Are there any American “heroes” we can agree on in 2019? This might sound like an abstract question, but for the Fourth of July weekend, Politico Magazine has decided to make it more concrete, asking experts: Who would you put on a new Mount Rushmore? Every year, more than 2 million people drive to Keystone, South Dakota, to stare at the 60-foot-tall granite heads of George Washington, Thomas Jefferson, Teddy Roosevelt and Abraham Lincoln. The sheer size of those heads evokes our sense of the heroic—people who didn’t just achieve something but embodied larger American values. “What makes the hero a hero is the romantic notion that he stands above the tawdry give and take of everyday politics,” H.W. Brands wrote in his biography of Roosevelt.Story Continued Below For all their contributions to American history, it is hard, in 2019, not to think about the fact that two of the four figures on Mount Rushmore—all white men—owned slaves, and … [Read more...] about Who Should Be on the Next Mount Rushmore?
Democrats eyeing surprise senate victory in mississippi
BURLINGTON, Vt.—Early on in his eight years as the mayor of this city, when he typically dressed in a tieless ensemble of work boots and corduroys, Bernie Sanders one day left City Hall and found a ticket on the windshield of his rusty Volkswagen Dasher.
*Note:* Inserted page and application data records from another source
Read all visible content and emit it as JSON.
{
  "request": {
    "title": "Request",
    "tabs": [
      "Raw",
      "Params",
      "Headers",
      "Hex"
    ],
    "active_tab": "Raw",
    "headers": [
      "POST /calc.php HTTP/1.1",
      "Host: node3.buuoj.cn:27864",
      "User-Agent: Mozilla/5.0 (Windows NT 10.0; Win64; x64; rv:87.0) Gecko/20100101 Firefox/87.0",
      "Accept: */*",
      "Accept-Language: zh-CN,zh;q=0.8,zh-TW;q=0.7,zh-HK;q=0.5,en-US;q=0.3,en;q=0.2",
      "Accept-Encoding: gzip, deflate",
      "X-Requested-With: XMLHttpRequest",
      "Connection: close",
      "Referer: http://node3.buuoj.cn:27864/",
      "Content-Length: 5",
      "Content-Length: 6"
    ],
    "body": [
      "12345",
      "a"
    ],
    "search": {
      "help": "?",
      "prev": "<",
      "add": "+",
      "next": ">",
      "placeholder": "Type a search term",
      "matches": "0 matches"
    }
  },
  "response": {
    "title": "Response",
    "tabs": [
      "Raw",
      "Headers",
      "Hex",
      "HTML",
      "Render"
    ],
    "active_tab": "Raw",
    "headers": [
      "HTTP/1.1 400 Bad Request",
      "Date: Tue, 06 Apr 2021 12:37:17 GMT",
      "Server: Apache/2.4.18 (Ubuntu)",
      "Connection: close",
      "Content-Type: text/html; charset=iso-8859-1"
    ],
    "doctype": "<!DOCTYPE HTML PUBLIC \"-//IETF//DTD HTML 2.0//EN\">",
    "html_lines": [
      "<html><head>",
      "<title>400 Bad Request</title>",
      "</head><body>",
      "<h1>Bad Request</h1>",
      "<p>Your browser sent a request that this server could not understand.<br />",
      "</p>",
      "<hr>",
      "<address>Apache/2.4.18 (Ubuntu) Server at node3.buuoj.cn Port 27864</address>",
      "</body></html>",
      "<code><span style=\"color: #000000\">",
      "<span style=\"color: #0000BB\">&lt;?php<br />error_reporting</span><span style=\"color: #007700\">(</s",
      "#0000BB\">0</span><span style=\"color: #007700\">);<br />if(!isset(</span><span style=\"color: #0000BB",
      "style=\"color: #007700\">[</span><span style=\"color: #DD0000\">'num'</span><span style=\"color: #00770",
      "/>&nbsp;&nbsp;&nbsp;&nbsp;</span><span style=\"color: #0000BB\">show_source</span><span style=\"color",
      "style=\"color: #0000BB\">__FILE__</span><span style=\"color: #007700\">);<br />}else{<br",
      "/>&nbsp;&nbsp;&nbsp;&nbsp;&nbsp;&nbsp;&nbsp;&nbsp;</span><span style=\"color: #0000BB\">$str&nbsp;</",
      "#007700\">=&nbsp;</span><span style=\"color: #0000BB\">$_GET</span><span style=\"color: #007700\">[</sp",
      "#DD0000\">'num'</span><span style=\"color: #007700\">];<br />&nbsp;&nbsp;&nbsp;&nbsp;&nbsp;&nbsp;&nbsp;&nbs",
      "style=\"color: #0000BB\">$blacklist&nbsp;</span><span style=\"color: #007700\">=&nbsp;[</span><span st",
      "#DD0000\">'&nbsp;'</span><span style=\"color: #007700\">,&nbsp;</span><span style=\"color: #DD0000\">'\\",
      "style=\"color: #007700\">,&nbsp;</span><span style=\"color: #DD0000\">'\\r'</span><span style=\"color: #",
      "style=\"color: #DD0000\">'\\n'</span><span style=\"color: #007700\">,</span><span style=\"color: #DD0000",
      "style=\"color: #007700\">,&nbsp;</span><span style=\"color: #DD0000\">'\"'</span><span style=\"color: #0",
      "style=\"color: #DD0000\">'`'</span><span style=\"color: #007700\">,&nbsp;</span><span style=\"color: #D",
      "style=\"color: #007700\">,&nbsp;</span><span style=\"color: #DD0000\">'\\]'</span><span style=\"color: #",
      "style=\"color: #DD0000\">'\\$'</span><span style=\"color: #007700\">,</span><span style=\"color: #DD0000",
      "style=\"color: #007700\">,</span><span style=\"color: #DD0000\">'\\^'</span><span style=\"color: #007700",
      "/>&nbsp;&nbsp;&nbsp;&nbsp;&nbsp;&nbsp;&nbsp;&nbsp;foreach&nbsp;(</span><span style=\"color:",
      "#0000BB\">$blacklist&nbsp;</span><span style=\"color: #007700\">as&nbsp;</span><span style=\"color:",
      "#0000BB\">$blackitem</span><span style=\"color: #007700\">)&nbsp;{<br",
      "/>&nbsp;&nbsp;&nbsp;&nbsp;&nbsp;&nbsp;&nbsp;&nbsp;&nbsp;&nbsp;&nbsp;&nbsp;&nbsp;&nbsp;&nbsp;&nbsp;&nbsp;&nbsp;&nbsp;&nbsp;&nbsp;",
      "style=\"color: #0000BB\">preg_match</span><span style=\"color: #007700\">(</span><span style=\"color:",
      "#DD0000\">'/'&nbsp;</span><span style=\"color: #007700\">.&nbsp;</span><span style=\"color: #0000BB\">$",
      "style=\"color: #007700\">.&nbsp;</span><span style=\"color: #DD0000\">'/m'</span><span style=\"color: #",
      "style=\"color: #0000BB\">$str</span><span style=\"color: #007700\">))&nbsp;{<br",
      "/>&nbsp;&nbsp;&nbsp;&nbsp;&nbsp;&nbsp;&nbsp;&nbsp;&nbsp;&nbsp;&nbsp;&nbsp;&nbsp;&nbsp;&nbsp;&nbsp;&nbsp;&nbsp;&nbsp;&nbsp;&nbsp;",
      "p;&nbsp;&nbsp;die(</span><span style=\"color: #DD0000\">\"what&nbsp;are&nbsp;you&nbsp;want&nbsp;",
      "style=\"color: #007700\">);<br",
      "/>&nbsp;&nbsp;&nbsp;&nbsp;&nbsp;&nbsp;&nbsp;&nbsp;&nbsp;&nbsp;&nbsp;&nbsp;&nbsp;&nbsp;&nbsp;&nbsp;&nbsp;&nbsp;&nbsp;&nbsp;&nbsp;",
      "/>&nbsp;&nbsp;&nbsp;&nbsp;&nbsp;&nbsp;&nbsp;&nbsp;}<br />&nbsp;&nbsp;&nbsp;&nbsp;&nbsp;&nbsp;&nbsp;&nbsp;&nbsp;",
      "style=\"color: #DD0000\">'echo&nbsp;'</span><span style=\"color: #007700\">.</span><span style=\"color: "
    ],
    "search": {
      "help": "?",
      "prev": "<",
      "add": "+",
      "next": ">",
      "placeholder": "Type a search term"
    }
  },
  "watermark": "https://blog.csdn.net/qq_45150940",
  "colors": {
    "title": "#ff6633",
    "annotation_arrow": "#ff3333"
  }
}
The offense: This was the mayor’s spot, and surely, a cop had thought, this was not the mayor’s car. But it was. It matched perfectly with both Sanders’ image as a scrappy advocate of the little guy and his own consistently shaky financial reality. It was the beginning of the 1980s, and he was approaching 40, a single father of a not-quite-teenage son, renting a sparse, second-floor apartment and having a hard time keeping up with his bills. “Not only,” he wrote on his yellow, coffee-splotched legal pads, kept in archives at the University of Vermont, “do I not pay bills every month—‘What, every month?’—I am unable to …” His scribbles in barely legible … [Read more...] about The Secret of Bernie’s Millions